The uniform men are here and they are not very friendly-like. They are conferring with one another, looking at Dace and Ermane with censure and disgust. Behind them, Mother is gone forever, the red line cut.
“Ermie, what’s happening?” Dace’s voice is little and plaintive and painful to hear.
Ermane grips her hand tightly. “Don’t worry. I’m here. I’m not going anywhere.” Through it, Dace can feel the tremors Ermane’s smile does not show.
They are separated once they reach headquarters. They try to be brave but they cling to each other and have to be pulled apart. By the time Ermane is brought to the cold, empty room, she is trembling so hard she cannot sit properly.
For hours, or perhaps days, they question her: where did they learn such dark arts, who’s idea was it. Ermane does not speak, dares not. She can only think of Dace, what she will or has told them. They tell Ermane what happens to nasty necromancers like her. Vaguely she thinks: what a tactless way to extract a confession.
They leave her with a cup of sandy water. All around her, she smells old sweat and piss. She can taste her own desperation. Please let me out. I’ve done no wrong. And she knows this to be true. Her passion is metal and magic, not bodies and souls.
One day, a man walks in with hot chocolate and a roast beef roll. He wears not a uniform but a kindly smile and, for the first time since arriving, Ermane sees her own sorry state reflected in the pity on his face.
“Your sister is fine, if a bit tired,” he says straight-off, pushing the roll towards her. Ermane devours it in her head, with her eyes, but does not accept.

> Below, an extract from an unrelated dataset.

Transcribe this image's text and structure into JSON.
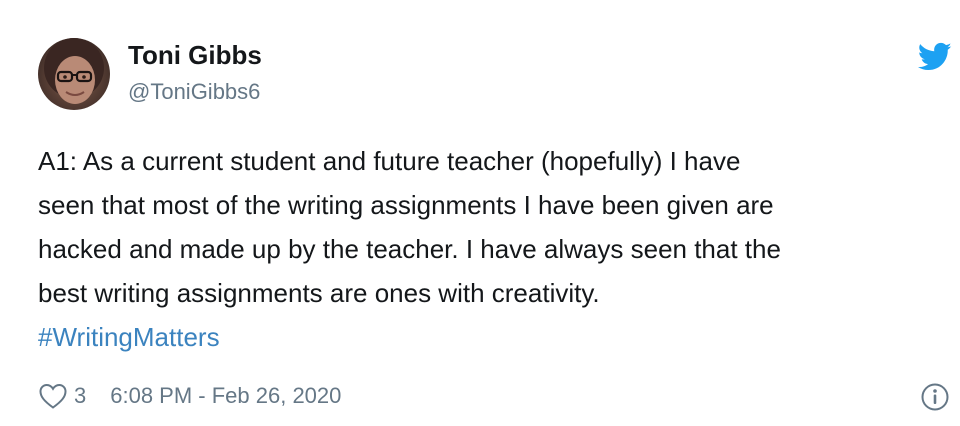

“Where is Dace?” she asks instead.
“In another room just like this. We’ve done the best we can to mend her finger. A most resilient child is Dace.”
Ermane slumps in relief, though she remains wary of him. “Who are you?”
The man crosses to her side and drapes his large coat over her shoulders. “Don’t be afraid, Ermane,” he says when she shrinks away. “My name is Oromon. I’m not with those oafs outside. I’m here as a friend, possibly your only friend right now. You know, I had a daughter about your age. She died in the war, with her mother. I was very much afraid too when I lost someone I loved.”
“But you’re a grown-up.”
He smiles. “And grown-ups aren’t allowed to be scared? I would’ve done anything to get them back. Insane things. Because do you know who finds death most scary, Ermane?” She shook her head. “It’s us. The ones who get left behind.”
“Are you a friend of Father’s? Are you going to get us out?”
Oromon adjusts himself carefully and Ermane understands this move. It’s what adults do when they’re about to let you down.
“I’m not going to lie to you, Ermane. You’re too clever for that. What you and your sister have done is a very serious offence,” he says. “If you weren’t only children, they would’ve beheaded you already.”
That word, together with his warm eyes, stabs Ermane in the chest. It was so much harder hearing it from a nice person. Suddenly, all that trying to be brave and mature overwhelms her. She wants to go home and build a pixie net with Dace. She wants Mother to make tea and toast and goat stew. She wants to play word association games with Father. Oromon pats her on the back while she bawls and snivels.
“I know you’re afraid, Ermane,” he says, “but it’s very important you tell me exactly what happened.”
“It wasn’t my idea,” Ermane says in a small voice.
Oromon leans forward. “Who, then? Did someone help you, tell you what to do?”
“Dace. Dace knows these things. I had no idea.”
And she tells Oromon everything, unleashing all the days she kept silent. Oromon writes it down and says nothing. Afterwards, they finally let her sleep on a proper bed. In between waves of slumber, she can hear Oromon whisper furiously with a uniform.
“Are you mad! Dace is just a child.”
“There can be no leniency. She’s dangerous.”
“But exile, on Ortheus–”
“And there she will remain for the rest of her natural life. But I tell you, Oromon, should she step foot on Arandia again, she will be executed. And neither you or the Academy will have any say.”
Somewhere in the middle of the night, Oromon stands over Ermane as she sleeps and she knows he’s thinking of his daughter.
“Dace…?” she murmurs.
“She’ll be fine, little one.”
to be continued…